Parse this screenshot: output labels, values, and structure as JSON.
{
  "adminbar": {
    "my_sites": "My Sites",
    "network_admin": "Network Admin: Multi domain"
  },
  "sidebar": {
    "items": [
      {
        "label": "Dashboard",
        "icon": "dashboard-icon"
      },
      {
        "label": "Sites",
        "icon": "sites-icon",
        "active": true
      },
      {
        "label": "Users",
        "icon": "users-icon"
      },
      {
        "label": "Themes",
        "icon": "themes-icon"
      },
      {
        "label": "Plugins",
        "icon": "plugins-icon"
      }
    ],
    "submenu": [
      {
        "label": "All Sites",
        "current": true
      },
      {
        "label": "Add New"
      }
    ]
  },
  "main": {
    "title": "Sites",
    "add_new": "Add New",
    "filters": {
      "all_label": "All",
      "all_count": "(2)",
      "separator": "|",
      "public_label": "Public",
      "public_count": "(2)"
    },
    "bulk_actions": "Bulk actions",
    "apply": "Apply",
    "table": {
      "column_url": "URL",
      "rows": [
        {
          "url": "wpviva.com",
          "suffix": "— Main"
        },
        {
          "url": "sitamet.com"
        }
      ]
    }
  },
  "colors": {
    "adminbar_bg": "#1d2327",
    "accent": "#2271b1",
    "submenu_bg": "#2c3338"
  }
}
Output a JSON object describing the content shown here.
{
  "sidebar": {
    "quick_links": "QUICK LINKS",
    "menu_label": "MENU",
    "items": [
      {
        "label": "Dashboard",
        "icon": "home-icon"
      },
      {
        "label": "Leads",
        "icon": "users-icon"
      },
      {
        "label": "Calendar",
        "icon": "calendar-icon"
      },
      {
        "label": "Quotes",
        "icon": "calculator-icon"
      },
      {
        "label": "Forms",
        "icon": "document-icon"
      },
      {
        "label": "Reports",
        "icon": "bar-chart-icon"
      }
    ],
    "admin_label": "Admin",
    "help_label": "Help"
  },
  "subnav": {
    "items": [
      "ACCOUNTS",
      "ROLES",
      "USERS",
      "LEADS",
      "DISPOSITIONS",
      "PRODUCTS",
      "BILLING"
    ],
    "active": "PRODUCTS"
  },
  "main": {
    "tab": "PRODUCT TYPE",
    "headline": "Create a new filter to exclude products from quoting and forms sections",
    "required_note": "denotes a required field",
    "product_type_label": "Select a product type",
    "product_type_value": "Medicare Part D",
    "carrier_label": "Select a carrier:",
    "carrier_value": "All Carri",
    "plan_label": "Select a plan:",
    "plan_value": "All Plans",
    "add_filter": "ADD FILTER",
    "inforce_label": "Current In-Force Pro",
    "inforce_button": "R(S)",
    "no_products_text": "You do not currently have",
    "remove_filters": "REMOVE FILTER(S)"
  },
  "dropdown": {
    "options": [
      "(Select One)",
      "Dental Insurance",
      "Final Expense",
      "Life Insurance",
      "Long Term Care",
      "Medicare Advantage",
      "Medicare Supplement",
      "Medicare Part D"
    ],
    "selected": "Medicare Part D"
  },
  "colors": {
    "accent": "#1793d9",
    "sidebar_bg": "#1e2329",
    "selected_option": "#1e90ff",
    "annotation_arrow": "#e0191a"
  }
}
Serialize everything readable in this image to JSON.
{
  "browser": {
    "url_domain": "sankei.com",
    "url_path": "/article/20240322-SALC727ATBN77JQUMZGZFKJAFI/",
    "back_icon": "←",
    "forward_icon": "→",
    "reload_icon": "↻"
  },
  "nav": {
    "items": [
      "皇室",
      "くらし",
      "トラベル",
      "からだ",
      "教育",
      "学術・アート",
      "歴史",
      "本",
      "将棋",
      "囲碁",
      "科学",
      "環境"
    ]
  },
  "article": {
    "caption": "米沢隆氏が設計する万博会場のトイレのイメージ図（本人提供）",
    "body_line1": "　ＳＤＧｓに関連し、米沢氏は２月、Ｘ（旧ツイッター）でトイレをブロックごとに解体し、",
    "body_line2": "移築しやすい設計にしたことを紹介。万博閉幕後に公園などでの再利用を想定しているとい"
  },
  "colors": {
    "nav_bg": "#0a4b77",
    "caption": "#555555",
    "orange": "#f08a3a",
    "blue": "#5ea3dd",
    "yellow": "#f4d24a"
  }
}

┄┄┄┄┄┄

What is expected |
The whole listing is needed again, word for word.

Response to the task |
Parse this screenshot: output labels, values, and structure as JSON.
{
  "adminbar": {
    "my_sites": "My Sites",
    "network_admin": "Network Admin: Multi domain"
  },
  "sidebar": {
    "items": [
      {
        "label": "Dashboard",
        "icon": "dashboard-icon"
      },
      {
        "label": "Sites",
        "icon": "sites-icon",
        "active": true
      },
      {
        "label": "Users",
        "icon": "users-icon"
      },
      {
        "label": "Themes",
        "icon": "themes-icon"
      },
      {
        "label": "Plugins",
        "icon": "plugins-icon"
      }
    ],
    "submenu": [
      {
        "label": "All Sites",
        "current": true
      },
      {
        "label": "Add New"
      }
    ]
  },
  "main": {
    "title": "Sites",
    "add_new": "Add New",
    "filters": {
      "all_label": "All",
      "all_count": "(2)",
      "separator": "|",
      "public_label": "Public",
      "public_count": "(2)"
    },
    "bulk_actions": "Bulk actions",
    "apply": "Apply",
    "table": {
      "column_url": "URL",
      "rows": [
        {
          "url": "wpviva.com",
          "suffix": "— Main"
        },
        {
          "url": "sitamet.com"
        }
      ]
    }
  },
  "colors": {
    "adminbar_bg": "#1d2327",
    "accent": "#2271b1",
    "submenu_bg": "#2c3338"
  }
}
Output a JSON object describing the content shown here.
{
  "sidebar": {
    "quick_links": "QUICK LINKS",
    "menu_label": "MENU",
    "items": [
      {
        "label": "Dashboard",
        "icon": "home-icon"
      },
      {
        "label": "Leads",
        "icon": "users-icon"
      },
      {
        "label": "Calendar",
        "icon": "calendar-icon"
      },
      {
        "label": "Quotes",
        "icon": "calculator-icon"
      },
      {
        "label": "Forms",
        "icon": "document-icon"
      },
      {
        "label": "Reports",
        "icon": "bar-chart-icon"
      }
    ],
    "admin_label": "Admin",
    "help_label": "Help"
  },
  "subnav": {
    "items": [
      "ACCOUNTS",
      "ROLES",
      "USERS",
      "LEADS",
      "DISPOSITIONS",
      "PRODUCTS",
      "BILLING"
    ],
    "active": "PRODUCTS"
  },
  "main": {
    "tab": "PRODUCT TYPE",
    "headline": "Create a new filter to exclude products from quoting and forms sections",
    "required_note": "denotes a required field",
    "product_type_label": "Select a product type",
    "product_type_value": "Medicare Part D",
    "carrier_label": "Select a carrier:",
    "carrier_value": "All Carri",
    "plan_label": "Select a plan:",
    "plan_value": "All Plans",
    "add_filter": "ADD FILTER",
    "inforce_label": "Current In-Force Pro",
    "inforce_button": "R(S)",
    "no_products_text": "You do not currently have",
    "remove_filters": "REMOVE FILTER(S)"
  },
  "dropdown": {
    "options": [
      "(Select One)",
      "Dental Insurance",
      "Final Expense",
      "Life Insurance",
      "Long Term Care",
      "Medicare Advantage",
      "Medicare Supplement",
      "Medicare Part D"
    ],
    "selected": "Medicare Part D"
  },
  "colors": {
    "accent": "#1793d9",
    "sidebar_bg": "#1e2329",
    "selected_option": "#1e90ff",
    "annotation_arrow": "#e0191a"
  }
}
Serialize everything readable in this image to JSON.
{
  "browser": {
    "url_domain": "sankei.com",
    "url_path": "/article/20240322-SALC727ATBN77JQUMZGZFKJAFI/",
    "back_icon": "←",
    "forward_icon": "→",
    "reload_icon": "↻"
  },
  "nav": {
    "items": [
      "皇室",
      "くらし",
      "トラベル",
      "からだ",
      "教育",
      "学術・アート",
      "歴史",
      "本",
      "将棋",
      "囲碁",
      "科学",
      "環境"
    ]
  },
  "article": {
    "caption": "米沢隆氏が設計する万博会場のトイレのイメージ図（本人提供）",
    "body_line1": "　ＳＤＧｓに関連し、米沢氏は２月、Ｘ（旧ツイッター）でトイレをブロックごとに解体し、",
    "body_line2": "移築しやすい設計にしたことを紹介。万博閉幕後に公園などでの再利用を想定しているとい"
  },
  "colors": {
    "nav_bg": "#0a4b77",
    "caption": "#555555",
    "orange": "#f08a3a",
    "blue": "#5ea3dd",
    "yellow": "#f4d24a"
  }
}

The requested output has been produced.